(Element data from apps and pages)
═══
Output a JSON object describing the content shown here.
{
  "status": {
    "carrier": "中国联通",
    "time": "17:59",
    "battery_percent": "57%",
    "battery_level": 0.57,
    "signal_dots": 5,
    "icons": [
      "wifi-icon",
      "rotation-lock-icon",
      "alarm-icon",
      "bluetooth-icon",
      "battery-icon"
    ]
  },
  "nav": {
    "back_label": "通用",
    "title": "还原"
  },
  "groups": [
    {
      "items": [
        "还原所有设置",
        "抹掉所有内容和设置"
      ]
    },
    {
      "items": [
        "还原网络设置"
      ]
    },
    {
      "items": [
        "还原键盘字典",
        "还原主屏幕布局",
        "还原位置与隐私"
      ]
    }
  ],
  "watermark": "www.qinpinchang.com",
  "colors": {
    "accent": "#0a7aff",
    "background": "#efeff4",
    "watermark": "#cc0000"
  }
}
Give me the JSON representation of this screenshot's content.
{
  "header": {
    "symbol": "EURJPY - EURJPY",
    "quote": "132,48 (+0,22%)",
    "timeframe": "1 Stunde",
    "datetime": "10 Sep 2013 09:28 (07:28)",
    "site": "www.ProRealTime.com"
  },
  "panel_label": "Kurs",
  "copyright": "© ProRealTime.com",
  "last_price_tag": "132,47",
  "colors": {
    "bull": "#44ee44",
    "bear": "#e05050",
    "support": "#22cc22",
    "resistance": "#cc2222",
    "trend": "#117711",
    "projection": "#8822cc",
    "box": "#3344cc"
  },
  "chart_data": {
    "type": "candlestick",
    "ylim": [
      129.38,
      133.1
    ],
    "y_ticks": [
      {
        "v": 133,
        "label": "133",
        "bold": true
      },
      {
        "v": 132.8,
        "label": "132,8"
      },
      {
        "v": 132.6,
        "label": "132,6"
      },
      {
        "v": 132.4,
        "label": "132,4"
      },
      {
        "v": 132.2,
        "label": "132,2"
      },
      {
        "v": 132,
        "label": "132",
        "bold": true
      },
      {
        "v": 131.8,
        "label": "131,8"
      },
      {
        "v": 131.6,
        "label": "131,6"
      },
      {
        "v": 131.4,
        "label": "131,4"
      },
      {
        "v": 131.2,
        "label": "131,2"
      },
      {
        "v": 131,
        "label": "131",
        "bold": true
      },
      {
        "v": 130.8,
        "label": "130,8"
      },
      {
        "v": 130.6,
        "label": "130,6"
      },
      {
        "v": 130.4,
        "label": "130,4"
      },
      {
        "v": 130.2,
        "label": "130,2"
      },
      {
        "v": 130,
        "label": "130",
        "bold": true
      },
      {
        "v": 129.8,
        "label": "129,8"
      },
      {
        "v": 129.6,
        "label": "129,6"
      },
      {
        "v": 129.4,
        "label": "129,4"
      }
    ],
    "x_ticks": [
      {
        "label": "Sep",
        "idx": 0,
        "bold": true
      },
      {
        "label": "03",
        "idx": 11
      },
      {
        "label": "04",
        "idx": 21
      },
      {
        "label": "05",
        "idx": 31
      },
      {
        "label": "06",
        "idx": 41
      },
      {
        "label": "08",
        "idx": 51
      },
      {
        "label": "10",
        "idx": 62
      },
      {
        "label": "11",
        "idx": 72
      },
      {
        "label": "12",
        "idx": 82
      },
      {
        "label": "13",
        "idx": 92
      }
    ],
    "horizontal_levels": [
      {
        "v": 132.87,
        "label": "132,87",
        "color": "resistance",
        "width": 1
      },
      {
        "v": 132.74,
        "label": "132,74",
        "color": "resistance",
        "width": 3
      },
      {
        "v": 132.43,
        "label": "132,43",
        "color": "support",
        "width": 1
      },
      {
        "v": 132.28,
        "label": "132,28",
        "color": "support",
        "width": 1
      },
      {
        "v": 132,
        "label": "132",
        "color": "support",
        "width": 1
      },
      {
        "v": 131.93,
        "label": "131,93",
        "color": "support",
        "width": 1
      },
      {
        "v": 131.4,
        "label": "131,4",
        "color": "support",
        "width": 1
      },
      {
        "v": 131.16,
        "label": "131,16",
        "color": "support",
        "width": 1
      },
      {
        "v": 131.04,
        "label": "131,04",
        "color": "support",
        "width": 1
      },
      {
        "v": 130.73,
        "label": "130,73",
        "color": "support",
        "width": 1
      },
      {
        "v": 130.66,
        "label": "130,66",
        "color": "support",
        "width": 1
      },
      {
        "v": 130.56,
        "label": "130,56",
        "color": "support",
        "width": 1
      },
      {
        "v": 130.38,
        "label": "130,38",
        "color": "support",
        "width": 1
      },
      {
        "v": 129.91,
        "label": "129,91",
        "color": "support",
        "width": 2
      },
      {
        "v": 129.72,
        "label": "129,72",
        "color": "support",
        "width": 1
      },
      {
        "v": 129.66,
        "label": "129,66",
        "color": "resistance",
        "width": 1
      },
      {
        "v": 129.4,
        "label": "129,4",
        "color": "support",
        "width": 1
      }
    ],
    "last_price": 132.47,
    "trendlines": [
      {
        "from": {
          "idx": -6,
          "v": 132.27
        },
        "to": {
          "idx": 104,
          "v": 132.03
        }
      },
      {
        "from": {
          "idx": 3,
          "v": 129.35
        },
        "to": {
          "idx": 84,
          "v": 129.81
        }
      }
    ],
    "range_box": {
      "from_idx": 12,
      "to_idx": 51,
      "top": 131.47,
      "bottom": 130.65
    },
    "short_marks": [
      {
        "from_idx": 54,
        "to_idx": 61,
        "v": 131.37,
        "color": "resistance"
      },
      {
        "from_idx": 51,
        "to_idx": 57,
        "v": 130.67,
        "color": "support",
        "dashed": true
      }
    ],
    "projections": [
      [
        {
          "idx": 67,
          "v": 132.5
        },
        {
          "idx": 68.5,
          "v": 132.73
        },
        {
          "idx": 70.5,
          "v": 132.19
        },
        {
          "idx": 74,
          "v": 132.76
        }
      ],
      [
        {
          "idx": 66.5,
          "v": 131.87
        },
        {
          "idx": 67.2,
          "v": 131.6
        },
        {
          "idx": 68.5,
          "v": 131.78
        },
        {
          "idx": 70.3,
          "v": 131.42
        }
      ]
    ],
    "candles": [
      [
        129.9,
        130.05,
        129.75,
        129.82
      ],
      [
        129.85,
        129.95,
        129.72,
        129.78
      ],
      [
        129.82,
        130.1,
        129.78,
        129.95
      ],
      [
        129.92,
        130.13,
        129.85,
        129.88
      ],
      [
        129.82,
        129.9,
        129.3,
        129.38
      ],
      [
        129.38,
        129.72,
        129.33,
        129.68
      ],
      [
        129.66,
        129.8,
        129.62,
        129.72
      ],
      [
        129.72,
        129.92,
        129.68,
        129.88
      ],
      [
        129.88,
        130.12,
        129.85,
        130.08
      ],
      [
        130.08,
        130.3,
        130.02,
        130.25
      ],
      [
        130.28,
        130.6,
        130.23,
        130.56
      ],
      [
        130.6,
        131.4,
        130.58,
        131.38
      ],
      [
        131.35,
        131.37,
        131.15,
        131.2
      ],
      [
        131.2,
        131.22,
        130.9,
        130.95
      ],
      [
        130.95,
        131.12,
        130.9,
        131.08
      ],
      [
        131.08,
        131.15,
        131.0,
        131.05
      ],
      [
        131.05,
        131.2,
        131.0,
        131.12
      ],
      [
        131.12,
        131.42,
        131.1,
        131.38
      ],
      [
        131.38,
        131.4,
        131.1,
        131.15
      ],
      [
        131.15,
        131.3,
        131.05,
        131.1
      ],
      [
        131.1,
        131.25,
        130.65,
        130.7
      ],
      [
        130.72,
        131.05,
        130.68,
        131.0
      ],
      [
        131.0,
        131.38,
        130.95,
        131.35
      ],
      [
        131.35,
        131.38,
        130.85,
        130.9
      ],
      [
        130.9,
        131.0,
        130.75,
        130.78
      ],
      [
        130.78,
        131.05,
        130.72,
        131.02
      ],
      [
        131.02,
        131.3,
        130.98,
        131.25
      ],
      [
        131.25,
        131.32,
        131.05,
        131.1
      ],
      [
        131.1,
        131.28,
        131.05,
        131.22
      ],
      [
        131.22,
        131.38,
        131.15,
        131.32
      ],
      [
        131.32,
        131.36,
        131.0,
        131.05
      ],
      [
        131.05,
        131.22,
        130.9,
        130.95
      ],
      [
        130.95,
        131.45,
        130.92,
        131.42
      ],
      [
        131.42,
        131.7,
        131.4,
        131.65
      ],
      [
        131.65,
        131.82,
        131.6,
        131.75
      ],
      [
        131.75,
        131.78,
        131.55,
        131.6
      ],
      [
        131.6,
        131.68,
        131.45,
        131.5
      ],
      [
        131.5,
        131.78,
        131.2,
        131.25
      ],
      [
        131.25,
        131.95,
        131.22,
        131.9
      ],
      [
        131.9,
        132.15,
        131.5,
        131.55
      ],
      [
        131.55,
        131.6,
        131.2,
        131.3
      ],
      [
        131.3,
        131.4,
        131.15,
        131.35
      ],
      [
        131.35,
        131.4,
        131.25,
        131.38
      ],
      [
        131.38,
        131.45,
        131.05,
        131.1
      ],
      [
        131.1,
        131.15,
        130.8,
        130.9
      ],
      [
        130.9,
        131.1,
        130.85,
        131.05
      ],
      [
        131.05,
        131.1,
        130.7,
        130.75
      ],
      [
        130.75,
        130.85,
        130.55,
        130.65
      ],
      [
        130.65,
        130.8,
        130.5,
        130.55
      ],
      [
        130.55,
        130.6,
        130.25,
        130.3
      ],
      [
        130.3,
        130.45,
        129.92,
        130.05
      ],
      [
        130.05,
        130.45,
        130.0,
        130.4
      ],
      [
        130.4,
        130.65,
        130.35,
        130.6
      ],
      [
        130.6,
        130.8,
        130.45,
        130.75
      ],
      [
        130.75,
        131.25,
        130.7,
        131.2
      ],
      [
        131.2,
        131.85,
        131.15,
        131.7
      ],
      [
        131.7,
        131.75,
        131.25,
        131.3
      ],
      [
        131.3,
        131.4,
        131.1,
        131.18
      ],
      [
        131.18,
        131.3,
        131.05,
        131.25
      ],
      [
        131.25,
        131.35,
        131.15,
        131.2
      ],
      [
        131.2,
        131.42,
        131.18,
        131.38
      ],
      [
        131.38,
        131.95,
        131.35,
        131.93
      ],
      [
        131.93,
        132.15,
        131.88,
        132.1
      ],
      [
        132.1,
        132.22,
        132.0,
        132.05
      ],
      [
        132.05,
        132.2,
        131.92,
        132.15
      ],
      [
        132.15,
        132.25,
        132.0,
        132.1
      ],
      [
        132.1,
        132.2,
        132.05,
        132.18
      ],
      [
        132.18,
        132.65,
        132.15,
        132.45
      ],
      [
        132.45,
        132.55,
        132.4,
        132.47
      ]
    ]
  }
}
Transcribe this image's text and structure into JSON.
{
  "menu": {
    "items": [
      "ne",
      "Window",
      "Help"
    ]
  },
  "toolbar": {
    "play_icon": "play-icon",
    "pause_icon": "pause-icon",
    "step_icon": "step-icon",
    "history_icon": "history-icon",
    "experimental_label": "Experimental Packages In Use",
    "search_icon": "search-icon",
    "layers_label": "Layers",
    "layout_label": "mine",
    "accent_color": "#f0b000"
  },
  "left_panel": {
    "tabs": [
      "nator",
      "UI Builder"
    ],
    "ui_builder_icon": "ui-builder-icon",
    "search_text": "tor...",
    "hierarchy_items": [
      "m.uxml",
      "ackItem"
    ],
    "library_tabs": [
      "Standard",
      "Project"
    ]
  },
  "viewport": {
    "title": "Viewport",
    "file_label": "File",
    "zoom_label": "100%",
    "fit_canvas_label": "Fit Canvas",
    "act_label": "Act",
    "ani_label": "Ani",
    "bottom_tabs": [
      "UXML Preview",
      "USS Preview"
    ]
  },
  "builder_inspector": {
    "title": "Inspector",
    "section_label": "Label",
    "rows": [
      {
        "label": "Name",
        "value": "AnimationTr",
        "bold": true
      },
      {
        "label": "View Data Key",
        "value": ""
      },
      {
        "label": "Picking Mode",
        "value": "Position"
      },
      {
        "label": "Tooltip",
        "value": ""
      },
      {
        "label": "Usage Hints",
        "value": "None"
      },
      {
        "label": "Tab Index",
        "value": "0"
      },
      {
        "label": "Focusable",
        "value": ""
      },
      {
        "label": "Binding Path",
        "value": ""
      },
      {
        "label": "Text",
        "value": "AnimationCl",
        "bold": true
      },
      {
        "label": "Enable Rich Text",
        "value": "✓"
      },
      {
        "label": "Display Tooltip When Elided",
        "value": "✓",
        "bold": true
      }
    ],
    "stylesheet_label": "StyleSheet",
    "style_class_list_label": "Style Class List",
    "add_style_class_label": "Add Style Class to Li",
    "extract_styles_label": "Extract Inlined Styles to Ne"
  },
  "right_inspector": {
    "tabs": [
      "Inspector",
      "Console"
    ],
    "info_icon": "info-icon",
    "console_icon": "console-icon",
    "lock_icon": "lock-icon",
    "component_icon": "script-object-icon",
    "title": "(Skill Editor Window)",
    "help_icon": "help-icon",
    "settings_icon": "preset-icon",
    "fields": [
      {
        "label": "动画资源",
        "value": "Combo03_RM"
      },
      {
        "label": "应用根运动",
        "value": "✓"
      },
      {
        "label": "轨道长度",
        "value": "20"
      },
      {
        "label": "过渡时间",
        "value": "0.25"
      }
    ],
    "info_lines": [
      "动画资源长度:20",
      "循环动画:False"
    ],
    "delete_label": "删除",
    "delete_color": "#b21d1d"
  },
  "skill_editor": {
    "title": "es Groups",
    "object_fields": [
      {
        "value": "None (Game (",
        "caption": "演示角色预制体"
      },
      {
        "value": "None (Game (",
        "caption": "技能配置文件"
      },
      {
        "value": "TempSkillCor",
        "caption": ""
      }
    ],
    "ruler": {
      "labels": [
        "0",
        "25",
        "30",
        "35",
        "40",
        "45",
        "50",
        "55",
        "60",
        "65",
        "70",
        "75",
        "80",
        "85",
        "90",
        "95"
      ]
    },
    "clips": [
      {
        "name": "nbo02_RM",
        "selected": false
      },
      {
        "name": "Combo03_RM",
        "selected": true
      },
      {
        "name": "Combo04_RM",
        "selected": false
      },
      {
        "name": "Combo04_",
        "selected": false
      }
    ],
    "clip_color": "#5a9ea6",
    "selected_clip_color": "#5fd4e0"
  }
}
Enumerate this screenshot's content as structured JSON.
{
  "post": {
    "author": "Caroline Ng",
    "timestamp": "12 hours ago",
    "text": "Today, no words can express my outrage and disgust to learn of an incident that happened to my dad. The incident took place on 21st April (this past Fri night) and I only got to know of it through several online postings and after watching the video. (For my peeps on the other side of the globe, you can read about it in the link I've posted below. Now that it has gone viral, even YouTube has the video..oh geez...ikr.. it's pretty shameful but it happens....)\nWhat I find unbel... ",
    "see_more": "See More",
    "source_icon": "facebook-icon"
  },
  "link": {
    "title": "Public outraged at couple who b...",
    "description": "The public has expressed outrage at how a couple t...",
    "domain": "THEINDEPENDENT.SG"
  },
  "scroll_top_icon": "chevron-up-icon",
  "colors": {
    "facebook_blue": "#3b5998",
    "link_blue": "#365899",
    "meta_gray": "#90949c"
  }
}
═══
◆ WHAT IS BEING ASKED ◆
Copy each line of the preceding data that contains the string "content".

◆ EXERCISE RESULT ◆
Output a JSON object describing the content shown here.
Give me the JSON representation of this screenshot's content.
Enumerate this screenshot's content as structured JSON.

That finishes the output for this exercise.